A word-for-word restatement of the data is what is needed.
===
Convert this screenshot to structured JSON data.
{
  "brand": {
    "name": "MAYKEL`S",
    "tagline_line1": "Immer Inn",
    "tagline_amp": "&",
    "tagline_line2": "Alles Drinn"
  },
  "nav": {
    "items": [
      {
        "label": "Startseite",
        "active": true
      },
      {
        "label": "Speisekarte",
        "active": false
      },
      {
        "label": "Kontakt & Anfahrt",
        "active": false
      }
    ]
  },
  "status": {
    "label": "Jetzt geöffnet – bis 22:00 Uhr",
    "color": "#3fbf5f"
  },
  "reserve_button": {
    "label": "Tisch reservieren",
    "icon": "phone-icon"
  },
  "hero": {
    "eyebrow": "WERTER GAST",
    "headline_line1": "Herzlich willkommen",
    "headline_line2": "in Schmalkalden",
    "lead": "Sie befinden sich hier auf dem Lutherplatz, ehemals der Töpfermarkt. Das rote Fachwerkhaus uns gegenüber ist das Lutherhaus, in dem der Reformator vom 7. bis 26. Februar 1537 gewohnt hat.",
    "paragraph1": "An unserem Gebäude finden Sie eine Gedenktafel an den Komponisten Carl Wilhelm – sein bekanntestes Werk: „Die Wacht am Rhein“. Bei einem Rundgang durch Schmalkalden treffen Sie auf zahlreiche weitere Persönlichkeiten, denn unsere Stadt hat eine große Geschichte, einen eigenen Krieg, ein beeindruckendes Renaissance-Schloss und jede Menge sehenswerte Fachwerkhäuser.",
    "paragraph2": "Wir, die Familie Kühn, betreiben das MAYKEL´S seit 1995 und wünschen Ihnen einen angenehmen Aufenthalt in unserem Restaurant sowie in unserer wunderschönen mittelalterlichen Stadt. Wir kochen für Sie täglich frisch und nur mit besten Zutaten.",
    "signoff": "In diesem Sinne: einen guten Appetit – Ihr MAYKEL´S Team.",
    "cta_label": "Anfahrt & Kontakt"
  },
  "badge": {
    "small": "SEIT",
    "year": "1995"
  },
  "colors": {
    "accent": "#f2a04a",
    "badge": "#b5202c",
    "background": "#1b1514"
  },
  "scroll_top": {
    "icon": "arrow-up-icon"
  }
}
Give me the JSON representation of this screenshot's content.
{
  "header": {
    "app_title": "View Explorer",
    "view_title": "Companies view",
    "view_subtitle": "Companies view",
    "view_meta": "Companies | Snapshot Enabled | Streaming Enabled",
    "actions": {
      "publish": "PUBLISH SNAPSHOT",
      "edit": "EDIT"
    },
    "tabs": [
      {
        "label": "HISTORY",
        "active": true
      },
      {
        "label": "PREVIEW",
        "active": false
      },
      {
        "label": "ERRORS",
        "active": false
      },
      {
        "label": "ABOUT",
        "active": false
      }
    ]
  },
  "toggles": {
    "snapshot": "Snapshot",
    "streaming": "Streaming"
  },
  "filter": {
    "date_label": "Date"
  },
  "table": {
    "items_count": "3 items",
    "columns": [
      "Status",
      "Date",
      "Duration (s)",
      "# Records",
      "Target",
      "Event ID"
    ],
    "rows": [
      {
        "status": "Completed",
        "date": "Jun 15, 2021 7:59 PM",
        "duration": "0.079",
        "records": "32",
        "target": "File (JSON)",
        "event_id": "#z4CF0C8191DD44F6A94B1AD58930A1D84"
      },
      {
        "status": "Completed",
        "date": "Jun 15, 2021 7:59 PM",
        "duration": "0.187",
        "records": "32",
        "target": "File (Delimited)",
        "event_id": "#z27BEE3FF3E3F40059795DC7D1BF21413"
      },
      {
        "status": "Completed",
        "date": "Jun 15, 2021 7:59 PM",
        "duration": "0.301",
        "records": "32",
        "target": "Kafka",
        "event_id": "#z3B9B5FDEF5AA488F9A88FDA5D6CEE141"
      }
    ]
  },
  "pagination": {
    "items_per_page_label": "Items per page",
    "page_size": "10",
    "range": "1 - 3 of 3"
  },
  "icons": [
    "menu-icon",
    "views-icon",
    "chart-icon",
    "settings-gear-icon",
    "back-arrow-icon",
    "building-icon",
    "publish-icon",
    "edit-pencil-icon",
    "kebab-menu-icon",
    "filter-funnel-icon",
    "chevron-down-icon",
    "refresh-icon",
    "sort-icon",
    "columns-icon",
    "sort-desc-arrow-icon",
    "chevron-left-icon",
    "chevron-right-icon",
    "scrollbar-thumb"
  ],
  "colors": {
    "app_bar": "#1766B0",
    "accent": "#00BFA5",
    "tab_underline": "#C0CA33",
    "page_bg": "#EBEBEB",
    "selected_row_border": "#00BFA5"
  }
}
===
EXERCISE RESULT:
Convert this screenshot to structured JSON data.
{
  "brand": {
    "name": "MAYKEL`S",
    "tagline_line1": "Immer Inn",
    "tagline_amp": "&",
    "tagline_line2": "Alles Drinn"
  },
  "nav": {
    "items": [
      {
        "label": "Startseite",
        "active": true
      },
      {
        "label": "Speisekarte",
        "active": false
      },
      {
        "label": "Kontakt & Anfahrt",
        "active": false
      }
    ]
  },
  "status": {
    "label": "Jetzt geöffnet – bis 22:00 Uhr",
    "color": "#3fbf5f"
  },
  "reserve_button": {
    "label": "Tisch reservieren",
    "icon": "phone-icon"
  },
  "hero": {
    "eyebrow": "WERTER GAST",
    "headline_line1": "Herzlich willkommen",
    "headline_line2": "in Schmalkalden",
    "lead": "Sie befinden sich hier auf dem Lutherplatz, ehemals der Töpfermarkt. Das rote Fachwerkhaus uns gegenüber ist das Lutherhaus, in dem der Reformator vom 7. bis 26. Februar 1537 gewohnt hat.",
    "paragraph1": "An unserem Gebäude finden Sie eine Gedenktafel an den Komponisten Carl Wilhelm – sein bekanntestes Werk: „Die Wacht am Rhein“. Bei einem Rundgang durch Schmalkalden treffen Sie auf zahlreiche weitere Persönlichkeiten, denn unsere Stadt hat eine große Geschichte, einen eigenen Krieg, ein beeindruckendes Renaissance-Schloss und jede Menge sehenswerte Fachwerkhäuser.",
    "paragraph2": "Wir, die Familie Kühn, betreiben das MAYKEL´S seit 1995 und wünschen Ihnen einen angenehmen Aufenthalt in unserem Restaurant sowie in unserer wunderschönen mittelalterlichen Stadt. Wir kochen für Sie täglich frisch und nur mit besten Zutaten.",
    "signoff": "In diesem Sinne: einen guten Appetit – Ihr MAYKEL´S Team.",
    "cta_label": "Anfahrt & Kontakt"
  },
  "badge": {
    "small": "SEIT",
    "year": "1995"
  },
  "colors": {
    "accent": "#f2a04a",
    "badge": "#b5202c",
    "background": "#1b1514"
  },
  "scroll_top": {
    "icon": "arrow-up-icon"
  }
}
Give me the JSON representation of this screenshot's content.
{
  "header": {
    "app_title": "View Explorer",
    "view_title": "Companies view",
    "view_subtitle": "Companies view",
    "view_meta": "Companies | Snapshot Enabled | Streaming Enabled",
    "actions": {
      "publish": "PUBLISH SNAPSHOT",
      "edit": "EDIT"
    },
    "tabs": [
      {
        "label": "HISTORY",
        "active": true
      },
      {
        "label": "PREVIEW",
        "active": false
      },
      {
        "label": "ERRORS",
        "active": false
      },
      {
        "label": "ABOUT",
        "active": false
      }
    ]
  },
  "toggles": {
    "snapshot": "Snapshot",
    "streaming": "Streaming"
  },
  "filter": {
    "date_label": "Date"
  },
  "table": {
    "items_count": "3 items",
    "columns": [
      "Status",
      "Date",
      "Duration (s)",
      "# Records",
      "Target",
      "Event ID"
    ],
    "rows": [
      {
        "status": "Completed",
        "date": "Jun 15, 2021 7:59 PM",
        "duration": "0.079",
        "records": "32",
        "target": "File (JSON)",
        "event_id": "#z4CF0C8191DD44F6A94B1AD58930A1D84"
      },
      {
        "status": "Completed",
        "date": "Jun 15, 2021 7:59 PM",
        "duration": "0.187",
        "records": "32",
        "target": "File (Delimited)",
        "event_id": "#z27BEE3FF3E3F40059795DC7D1BF21413"
      },
      {
        "status": "Completed",
        "date": "Jun 15, 2021 7:59 PM",
        "duration": "0.301",
        "records": "32",
        "target": "Kafka",
        "event_id": "#z3B9B5FDEF5AA488F9A88FDA5D6CEE141"
      }
    ]
  },
  "pagination": {
    "items_per_page_label": "Items per page",
    "page_size": "10",
    "range": "1 - 3 of 3"
  },
  "icons": [
    "menu-icon",
    "views-icon",
    "chart-icon",
    "settings-gear-icon",
    "back-arrow-icon",
    "building-icon",
    "publish-icon",
    "edit-pencil-icon",
    "kebab-menu-icon",
    "filter-funnel-icon",
    "chevron-down-icon",
    "refresh-icon",
    "sort-icon",
    "columns-icon",
    "sort-desc-arrow-icon",
    "chevron-left-icon",
    "chevron-right-icon",
    "scrollbar-thumb"
  ],
  "colors": {
    "app_bar": "#1766B0",
    "accent": "#00BFA5",
    "tab_underline": "#C0CA33",
    "page_bg": "#EBEBEB",
    "selected_row_border": "#00BFA5"
  }
}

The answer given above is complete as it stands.